All the force in the world times zero speed = zero
All the speed in the world times zero force = zero
Does it take considerable power to motor a headless engine at high speed? Have you actually tried it and measured the power? Have you done it with the engine in a vacuum chamber to eliminate air pumping losses?
Don’t underestimate how much power it takes to push air around at high speeds.
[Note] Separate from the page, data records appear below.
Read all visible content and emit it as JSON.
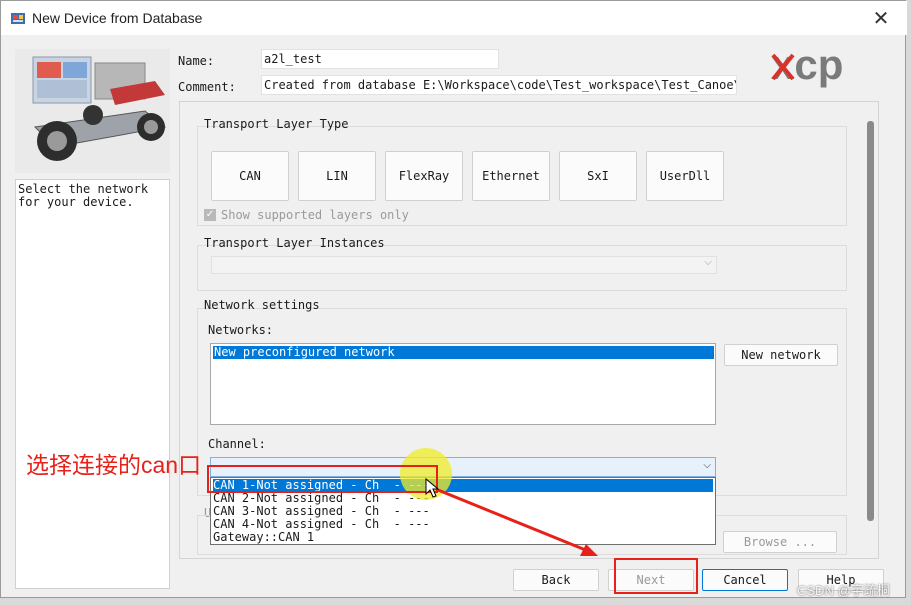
{
  "window": {
    "title": "New Device from Database"
  },
  "side_panel": {
    "hint": "Select the network\nfor your device."
  },
  "form": {
    "name_label": "Name:",
    "name_value": "a2l_test",
    "comment_label": "Comment:",
    "comment_value": "Created from database E:\\Workspace\\code\\Test_workspace\\Test_Canoe\\P"
  },
  "logo": {
    "text": "xcp"
  },
  "transport_type": {
    "heading": "Transport Layer Type",
    "buttons": [
      "CAN",
      "LIN",
      "FlexRay",
      "Ethernet",
      "SxI",
      "UserDll"
    ],
    "checkbox_label": "Show supported layers only",
    "checkbox_checked": true
  },
  "transport_instances": {
    "heading": "Transport Layer Instances"
  },
  "network_settings": {
    "heading": "Network settings",
    "networks_label": "Networks:",
    "networks": [
      "New preconfigured network"
    ],
    "new_network_button": "New network",
    "channel_label": "Channel:",
    "channel_options": [
      "CAN 1-Not assigned - Ch  - ---",
      "CAN 2-Not assigned - Ch  - ---",
      "CAN 3-Not assigned - Ch  - ---",
      "CAN 4-Not assigned - Ch  - ---",
      "Gateway::CAN 1"
    ],
    "browse_button": "Browse ..."
  },
  "partial_label": "U",
  "annotation": {
    "text": "选择连接的can口"
  },
  "footer": {
    "back": "Back",
    "next": "Next",
    "cancel": "Cancel",
    "help": "Help"
  },
  "watermark": "CSDN @宇疏桐",
  "colors": {
    "selection": "#0078d7",
    "annotation_red": "#e8201a",
    "highlight_yellow": "#f3ef3a"
  }
}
Air is not weightless, a cubic yard of it weighs about two pounds at sea level.
A lot of formula one engines have vacuum pumps to get rid of the air in the crankcase to eliminate the pumping losses from the bottom of the pistons and crankshaft air resistance, it is claimed that there is about a 30 or more horsepower gain by doing this.
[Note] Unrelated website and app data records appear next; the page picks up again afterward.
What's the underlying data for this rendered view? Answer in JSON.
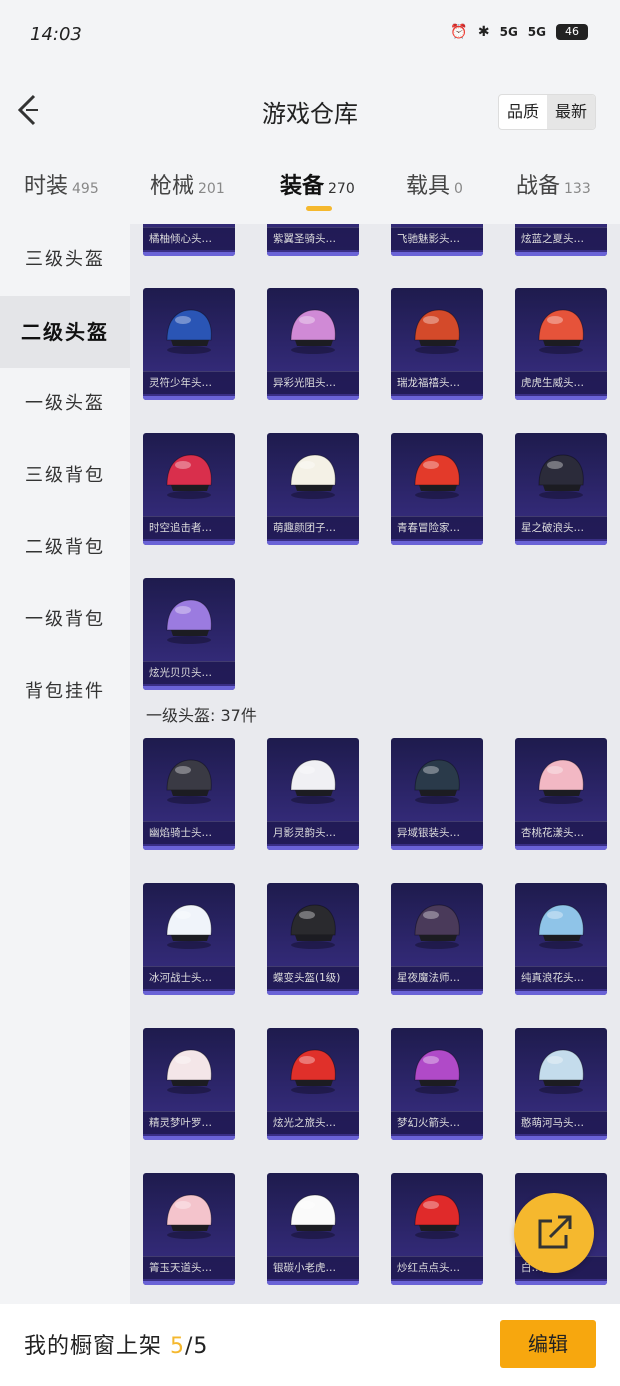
{
  "status": {
    "time": "14:03",
    "battery": "46",
    "sig1": "5G",
    "sig2": "5G"
  },
  "header": {
    "title": "游戏仓库",
    "sort_quality": "品质",
    "sort_newest": "最新"
  },
  "tabs": [
    {
      "label": "时装",
      "count": "495"
    },
    {
      "label": "枪械",
      "count": "201"
    },
    {
      "label": "装备",
      "count": "270"
    },
    {
      "label": "载具",
      "count": "0"
    },
    {
      "label": "战备",
      "count": "133"
    }
  ],
  "sidebar": [
    "三级头盔",
    "二级头盔",
    "一级头盔",
    "三级背包",
    "二级背包",
    "一级背包",
    "背包挂件"
  ],
  "partial_row": [
    "橘柚倾心头…",
    "紫翼圣骑头…",
    "飞驰魅影头…",
    "炫蓝之夏头…"
  ],
  "level2_items": [
    {
      "name": "灵符少年头…",
      "color": "#2a55b5"
    },
    {
      "name": "异彩光阻头…",
      "color": "#d08ad6"
    },
    {
      "name": "瑞龙福禧头…",
      "color": "#d44a2a"
    },
    {
      "name": "虎虎生威头…",
      "color": "#e6533a"
    },
    {
      "name": "时空追击者…",
      "color": "#d92f4c"
    },
    {
      "name": "萌趣颜团子…",
      "color": "#f4f1e6"
    },
    {
      "name": "青春冒险家…",
      "color": "#e33a2a"
    },
    {
      "name": "星之破浪头…",
      "color": "#2b2b3a"
    },
    {
      "name": "炫光贝贝头…",
      "color": "#9b7be0"
    }
  ],
  "level1_label": "一级头盔: 37件",
  "level1_items": [
    {
      "name": "幽焰骑士头…",
      "color": "#3a3a44"
    },
    {
      "name": "月影灵韵头…",
      "color": "#f0f0f4"
    },
    {
      "name": "异域银装头…",
      "color": "#2a3a4a"
    },
    {
      "name": "杏桃花漾头…",
      "color": "#f2b8c4"
    },
    {
      "name": "冰河战士头…",
      "color": "#f0f4fa"
    },
    {
      "name": "蝶变头盔(1级)",
      "color": "#2a2a2e"
    },
    {
      "name": "星夜魔法师…",
      "color": "#4a3a5a"
    },
    {
      "name": "纯真浪花头…",
      "color": "#8fc4e8"
    },
    {
      "name": "精灵梦叶罗…",
      "color": "#f4e6e8"
    },
    {
      "name": "炫光之旅头…",
      "color": "#e0302a"
    },
    {
      "name": "梦幻火箭头…",
      "color": "#b04ac8"
    },
    {
      "name": "憨萌河马头…",
      "color": "#c4dcec"
    },
    {
      "name": "箐玉天道头…",
      "color": "#f4c4cc"
    },
    {
      "name": "银碳小老虎…",
      "color": "#fafafa"
    },
    {
      "name": "炒红点点头…",
      "color": "#e02a2a"
    },
    {
      "name": "白…头…",
      "color": "#f2f2f2"
    }
  ],
  "bottom": {
    "text": "我的橱窗上架 ",
    "used": "5",
    "total": "/5",
    "edit": "编辑"
  }
}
If you really want to see a headless engine do some braking, submerge the engine in an oil bath.
The reason heat engines are limited to about a 30~35 % thermodynamic efficiency has a lot more to do with entrophy than it has to do with mechanical efficiency.
“The same suction that held back the piston on the intake stroke sucks the piston back up on the compression stroke…Little energy is lost.”
This statement is true as far as it goes but let’s go farther. There is still vacuum in the cylinder at the end of the power stroke and then the exhaust valve opens and the vacuum sucks exhaust air back into the cylinder in what amounts to an implosion. Now the vacuum is gone and the piston has to push a cylinder full of air back out the exhaust during the nest upstroke, Voila! pumping losses and engine braking.
Have you ever stopped and wondered why engines are loud during overrun with the throttle closed? Suddenly releasing vacuum makes just as much noise as suddenly releasing pressure. Surely you have noticed that an un-muffled engine has a quiet zone at a certain throttle opening, that’s the crossover point where vacuum changes to pressure.
No matter what I ask my wife to do when it comes to an automobile . . . she seems to do the opposite. I just live with it, fix things as they need fixing and remind her when she is doing something I consider “wrong”. If she blows the engine it is still cheaper than ruining your marriage and health bickering about it. You’ve told her what you think about the over-revving, now move on. I’m a car-nut and love talking/thinking/tinkering/ with cars . . . but some folks (my wife) aren’t . . . and you’ll live longer if you just accept them as they are. Turn up the radio when she’s driving. Rocketman